Lawrence Allen Wells was born on 30th April 1860 at Yallum Station, near Penola, South Australia, the son of squatter Thomas Allen Wells and his wife Isabella Elizabeth (née Kelsh). He grew up in the Mount Gambier district and after a short stint in a merchant’s office joined the South Australian Survey Department in October 1878. In 1883 the Surveyor-General, George Goyder, offered him the position of Assistant-Surveyor to the Northern Territory and Queensland Border Survey Expedition under Augustus Poeppel. This task took almost three years to complete, after which Wells spent two years in the far north of South Australia and the Northern Territory, surveying pastoral boundaries.
In 1891 he was appointed surveyor to the Elder Scientific Exploring Expedition, led by David Lindsay under the auspices of the Royal Geographical Society of Australasia (South Australian Branch). Lindsay’s instructions were to investigate the remaining ‘blank spaces on the map of Australia’ (essentially the Great Victoria, Little Sandy, Great Sandy, Tanami and Simpson Deserts). After a good start, the expedition suffered severe hardships and personnel problems, which resulted in Lindsay’s returning to Adelaide leaving Wells in charge of the remants of the expedition. Wells discovered evidence of gold at what was to become the East Murchison goldfields (near present-day Wiluna) but the expedition was disbanded in March 1892. Only Wells and the cook, Warren, came away with clean slates. Wells returned to the Survey Department and on 22nd September 1892 he married Alice Marion Woods.
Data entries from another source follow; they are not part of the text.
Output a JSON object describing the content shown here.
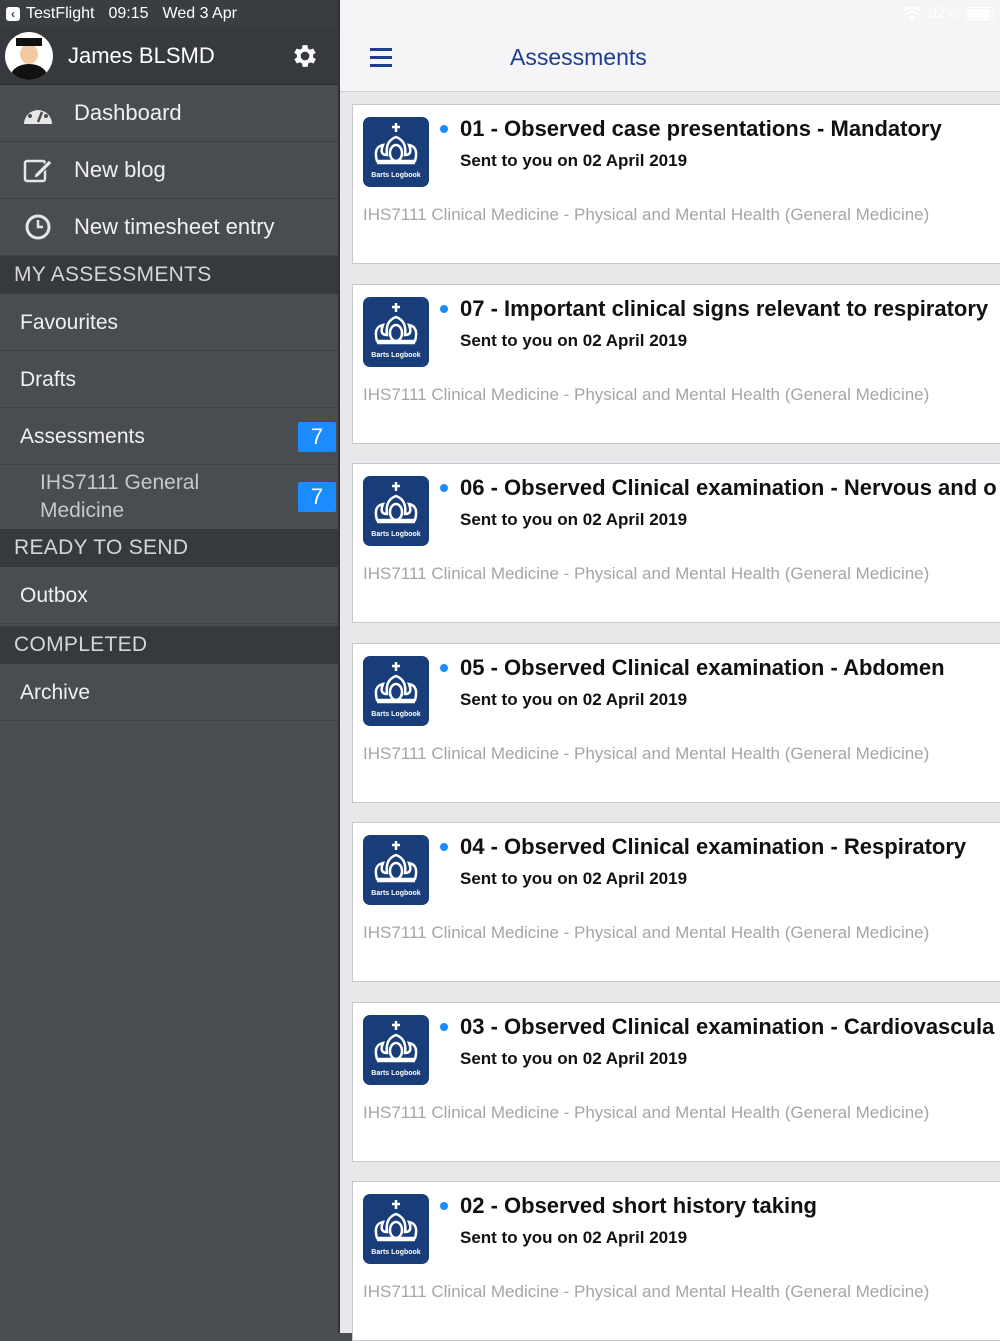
{
  "status": {
    "app": "TestFlight",
    "time": "09:15",
    "date": "Wed 3 Apr",
    "battery": "92%"
  },
  "profile": {
    "name": "James BLSMD"
  },
  "nav": {
    "dashboard": "Dashboard",
    "new_blog": "New blog",
    "new_timesheet": "New timesheet entry"
  },
  "sections": {
    "my_assessments": "MY ASSESSMENTS",
    "ready_to_send": "READY TO SEND",
    "completed": "COMPLETED"
  },
  "items": {
    "favourites": "Favourites",
    "drafts": "Drafts",
    "assessments": "Assessments",
    "assessments_count": "7",
    "module": "IHS7111 General Medicine",
    "module_count": "7",
    "outbox": "Outbox",
    "archive": "Archive"
  },
  "header": {
    "title": "Assessments"
  },
  "logo_text": "Barts Logbook",
  "cards": [
    {
      "title": "01 - Observed case presentations - Mandatory",
      "sent": "Sent to you on 02 April 2019",
      "module": "IHS7111 Clinical Medicine - Physical and Mental Health (General Medicine)"
    },
    {
      "title": "07 - Important clinical signs relevant to respiratory",
      "sent": "Sent to you on 02 April 2019",
      "module": "IHS7111 Clinical Medicine - Physical and Mental Health (General Medicine)"
    },
    {
      "title": "06 - Observed Clinical examination - Nervous and o",
      "sent": "Sent to you on 02 April 2019",
      "module": "IHS7111 Clinical Medicine - Physical and Mental Health (General Medicine)"
    },
    {
      "title": "05 - Observed Clinical examination - Abdomen",
      "sent": "Sent to you on 02 April 2019",
      "module": "IHS7111 Clinical Medicine - Physical and Mental Health (General Medicine)"
    },
    {
      "title": "04 - Observed Clinical examination - Respiratory",
      "sent": "Sent to you on 02 April 2019",
      "module": "IHS7111 Clinical Medicine - Physical and Mental Health (General Medicine)"
    },
    {
      "title": "03 - Observed Clinical examination - Cardiovascula",
      "sent": "Sent to you on 02 April 2019",
      "module": "IHS7111 Clinical Medicine - Physical and Mental Health (General Medicine)"
    },
    {
      "title": "02 - Observed short history taking",
      "sent": "Sent to you on 02 April 2019",
      "module": "IHS7111 Clinical Medicine - Physical and Mental Health (General Medicine)"
    }
  ]
}
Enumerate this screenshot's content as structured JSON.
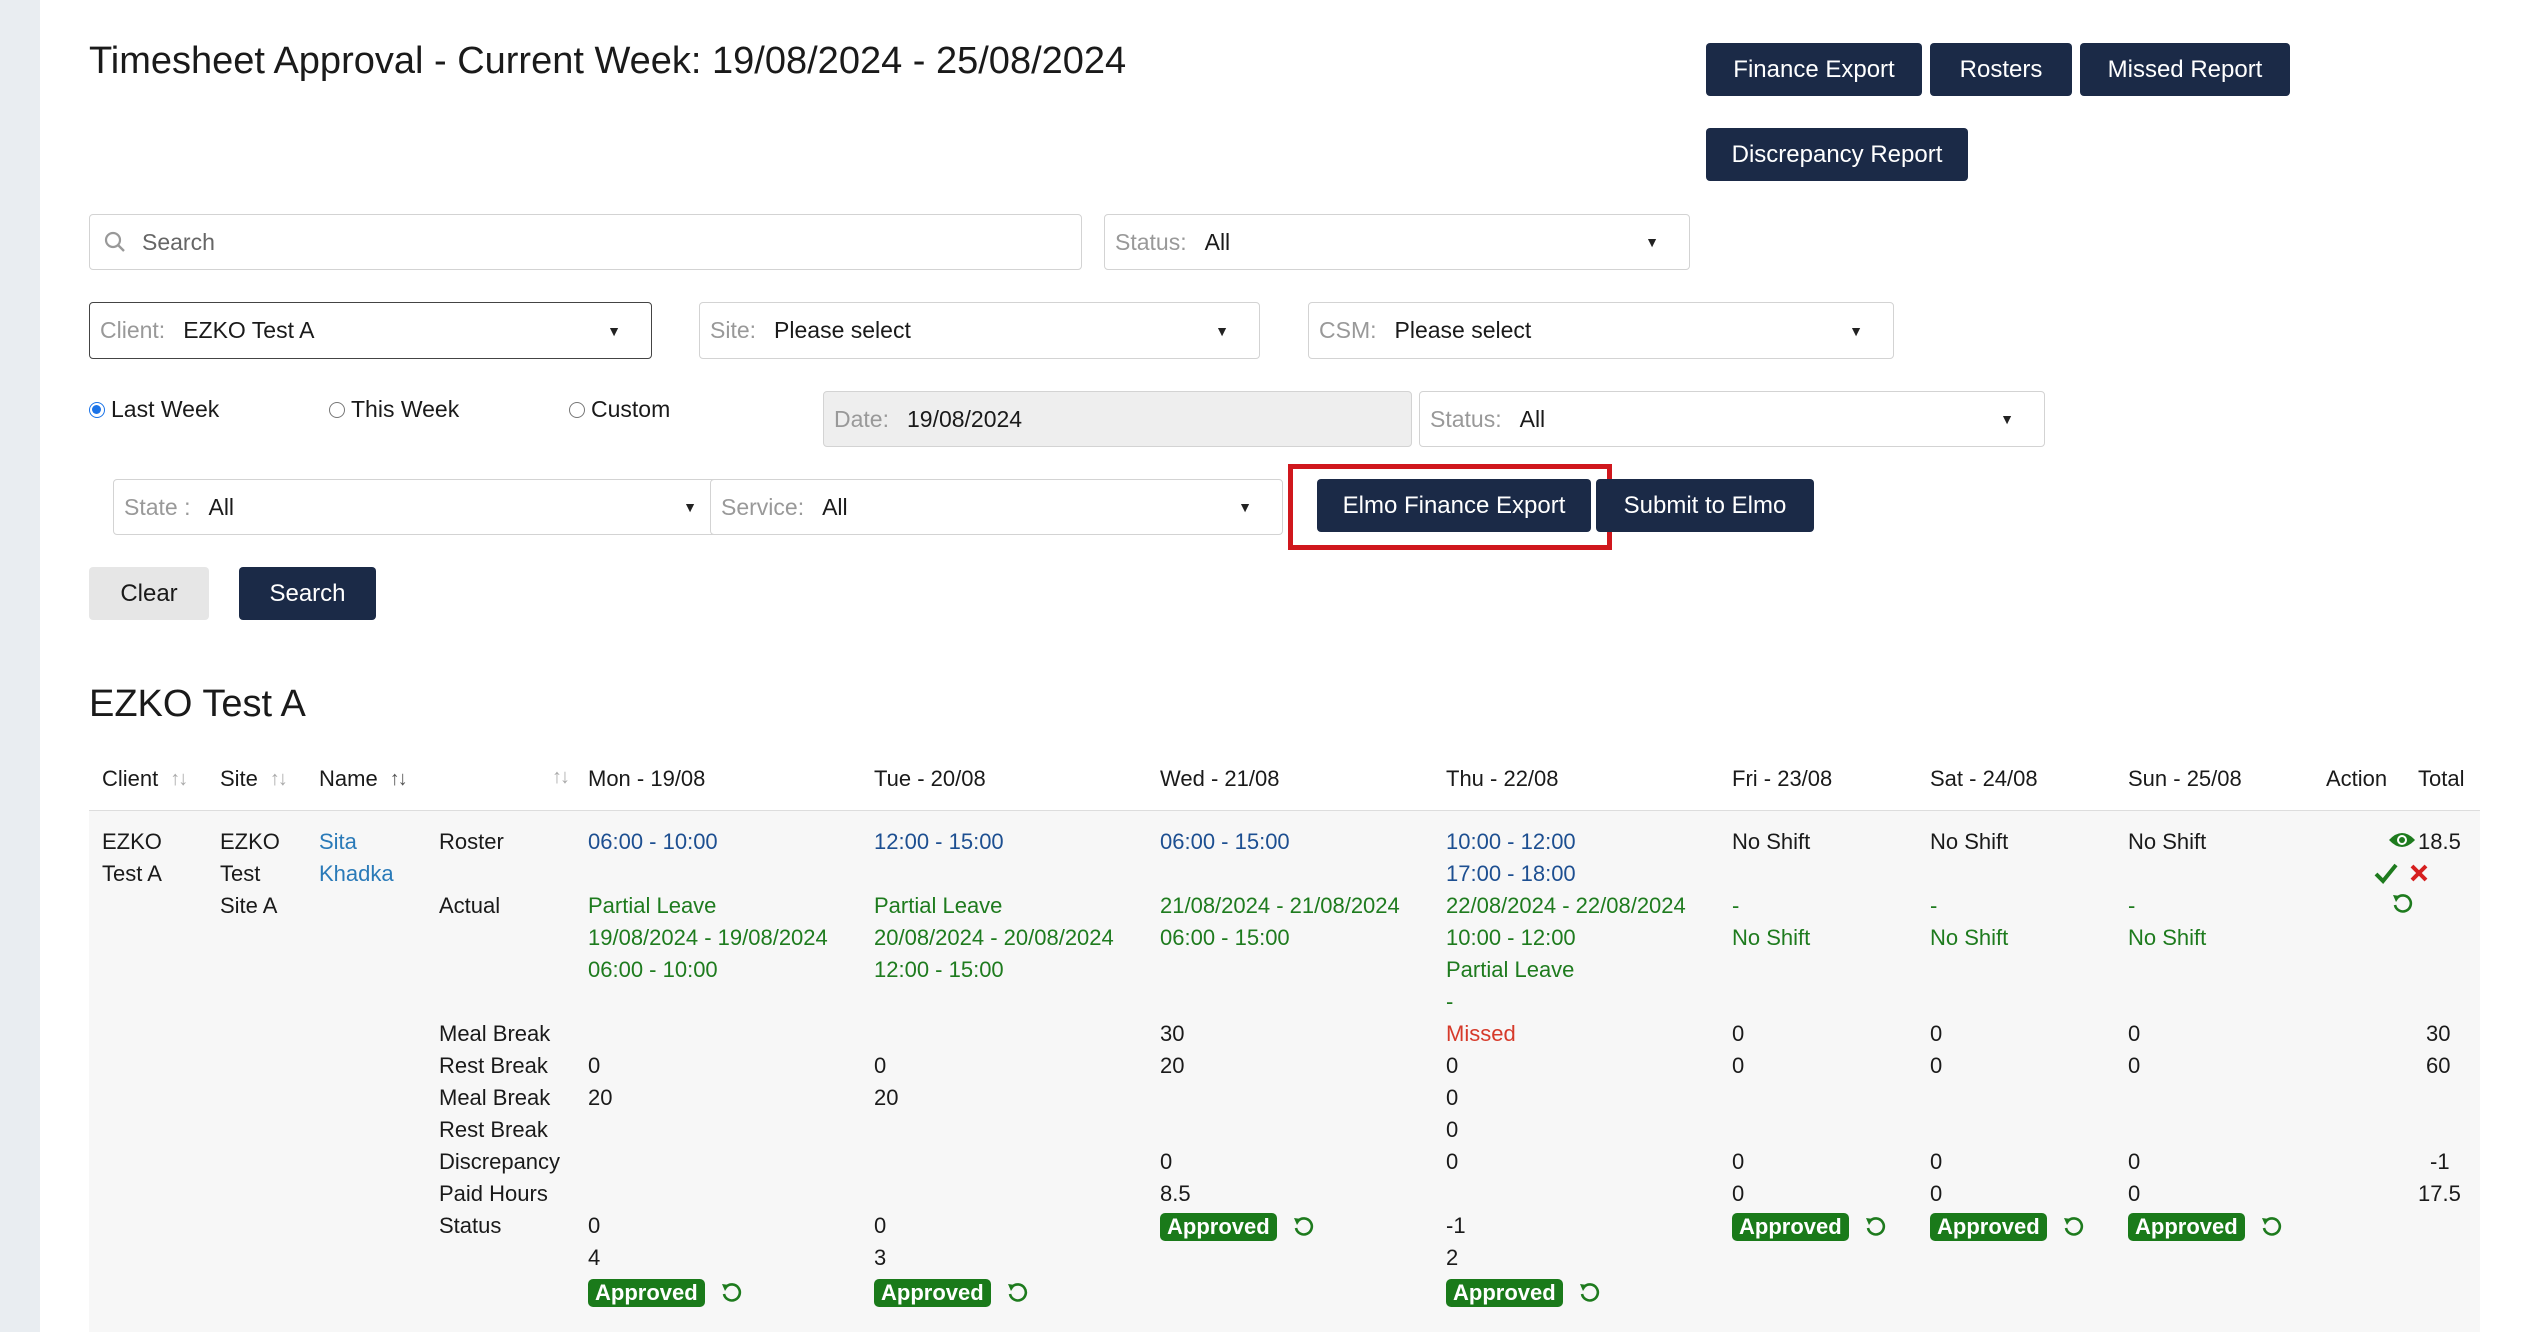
{
  "header": {
    "title": "Timesheet Approval - Current Week: 19/08/2024 - 25/08/2024",
    "finance_export": "Finance Export",
    "rosters": "Rosters",
    "missed_report": "Missed Report",
    "discrepancy_report": "Discrepancy Report"
  },
  "filters": {
    "search_placeholder": "Search",
    "status1": {
      "label": "Status:",
      "value": "All"
    },
    "client": {
      "label": "Client:",
      "value": "EZKO Test A"
    },
    "site": {
      "label": "Site:",
      "value": "Please select"
    },
    "csm": {
      "label": "CSM:",
      "value": "Please select"
    },
    "radios": [
      {
        "label": "Last Week",
        "checked": true
      },
      {
        "label": "This Week",
        "checked": false
      },
      {
        "label": "Custom",
        "checked": false
      }
    ],
    "date": {
      "label": "Date:",
      "value": "19/08/2024"
    },
    "status2": {
      "label": "Status:",
      "value": "All"
    },
    "state": {
      "label": "State :",
      "value": "All"
    },
    "service": {
      "label": "Service:",
      "value": "All"
    },
    "elmo_finance_export": "Elmo Finance Export",
    "submit_to_elmo": "Submit to Elmo",
    "clear": "Clear",
    "search": "Search"
  },
  "section_title": "EZKO Test A",
  "table": {
    "headers": {
      "client": "Client",
      "site": "Site",
      "name": "Name",
      "mon": "Mon - 19/08",
      "tue": "Tue - 20/08",
      "wed": "Wed - 21/08",
      "thu": "Thu - 22/08",
      "fri": "Fri - 23/08",
      "sat": "Sat - 24/08",
      "sun": "Sun - 25/08",
      "action": "Action",
      "total": "Total"
    },
    "row": {
      "client": [
        "EZKO",
        "Test A"
      ],
      "site": [
        "EZKO",
        "Test",
        "Site A"
      ],
      "name": [
        "Sita",
        "Khadka"
      ],
      "labels": [
        "Roster",
        "Actual",
        "Meal Break",
        "Rest Break",
        "Meal Break",
        "Rest Break",
        "Discrepancy",
        "Paid Hours",
        "Status"
      ],
      "mon": {
        "roster": "06:00 - 10:00",
        "actual": [
          "Partial Leave",
          "19/08/2024 - 19/08/2024",
          "06:00 - 10:00"
        ],
        "rest_break": "0",
        "meal_break2": "20",
        "status_lines": [
          "0",
          "4"
        ],
        "badge": "Approved"
      },
      "tue": {
        "roster": "12:00 - 15:00",
        "actual": [
          "Partial Leave",
          "20/08/2024 - 20/08/2024",
          "12:00 - 15:00"
        ],
        "rest_break": "0",
        "meal_break2": "20",
        "status_lines": [
          "0",
          "3"
        ],
        "badge": "Approved"
      },
      "wed": {
        "roster": "06:00 - 15:00",
        "actual": [
          "21/08/2024 - 21/08/2024",
          "06:00 - 15:00"
        ],
        "meal_break": "30",
        "rest_break": "20",
        "discrepancy": "0",
        "paid_hours": "8.5",
        "badge": "Approved"
      },
      "thu": {
        "roster": [
          "10:00 - 12:00",
          "17:00 - 18:00"
        ],
        "actual": [
          "22/08/2024 - 22/08/2024",
          "10:00 - 12:00",
          "Partial Leave",
          "-"
        ],
        "meal_break": "Missed",
        "rest_break": "0",
        "meal_break2": "0",
        "rest_break2": "0",
        "discrepancy": "0",
        "status_lines": [
          "-1",
          "2"
        ],
        "badge": "Approved"
      },
      "fri": {
        "roster": "No Shift",
        "actual": [
          "-",
          "No Shift"
        ],
        "meal_break": "0",
        "rest_break": "0",
        "discrepancy": "0",
        "paid_hours": "0",
        "badge": "Approved"
      },
      "sat": {
        "roster": "No Shift",
        "actual": [
          "-",
          "No Shift"
        ],
        "meal_break": "0",
        "rest_break": "0",
        "discrepancy": "0",
        "paid_hours": "0",
        "badge": "Approved"
      },
      "sun": {
        "roster": "No Shift",
        "actual": [
          "-",
          "No Shift"
        ],
        "meal_break": "0",
        "rest_break": "0",
        "discrepancy": "0",
        "paid_hours": "0",
        "badge": "Approved"
      },
      "total": {
        "roster": "18.5",
        "meal_break": "30",
        "rest_break": "60",
        "discrepancy": "-1",
        "paid_hours": "17.5"
      }
    }
  }
}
In 1896 Albert Calvert, a London mining engineer, offered to finance an expedition to complete the task of the Elder venture. Wells was selected to lead the Calvert Exploring Expedition, again supervised by the Royal Geographical Society. He engaged the Afghan camel-driver Bejah Dervish, and the party of seven men and twenty camels left Lake Way on 16th July 1896 and headed north-east into uncharted country.
After a substantial reconnaissance trip, the party was just over halfway through the two Sandy Deserts in October when it was decided that Wells’ older cousin Charles Wells and George Jones, the 18-year-old nephew of David Lindsay, would make a ‘flying trip’ to the west and then rendezvous with the main party at Joanna Spring, some 200 miles further north. The increasing heat of the advancing summer, scant water and lack of feed for the camels caused both parties extreme hardship. The main party was soon travelling only at night and was forced to abandon most of the equipment at Adverse Well and the remainder of it the following day. Low on water and unable to locate Joanna Spring (which had been innocently mis-mapped by Warburton), they made a desperate dash for the Fitzroy River. Charles Wells and Jones had abandoned the flying trip and, following the main party but about twelve days behind it, they perished. Their sun-dried bodies were finally found on May 27th 1897 after five search expeditions by Lawrence Wells.
In August 1897 Wells transferred to the Pastoral Board but from March to September 1903 led the Government North-West Prospecting Expedition, after which he returned to the Surveyor General’s Office and spent three years on a trigonometric survey in the north-west of the Northern Territory. In 1909 he joined the State Taxation Department and the following year became the Federal Deputy Commisioner of Land Tax for South Australia. He rejoined the Land Board as Chairman in 1918 and held this position until his retirement in 1930.
He pulled on his explorer’s boots again to lead the privately-organized Quest (1930), Endeavour (1932) and Tarcoola (1933) Expeditions. In 1935 he received the Jubilee Medal and in 1937 was appointed O.B.E. Lawrence Wells died after being struck by a railcar near Blackwood railway station on 11th May 1938 and was buried at Mitcham Cemetery.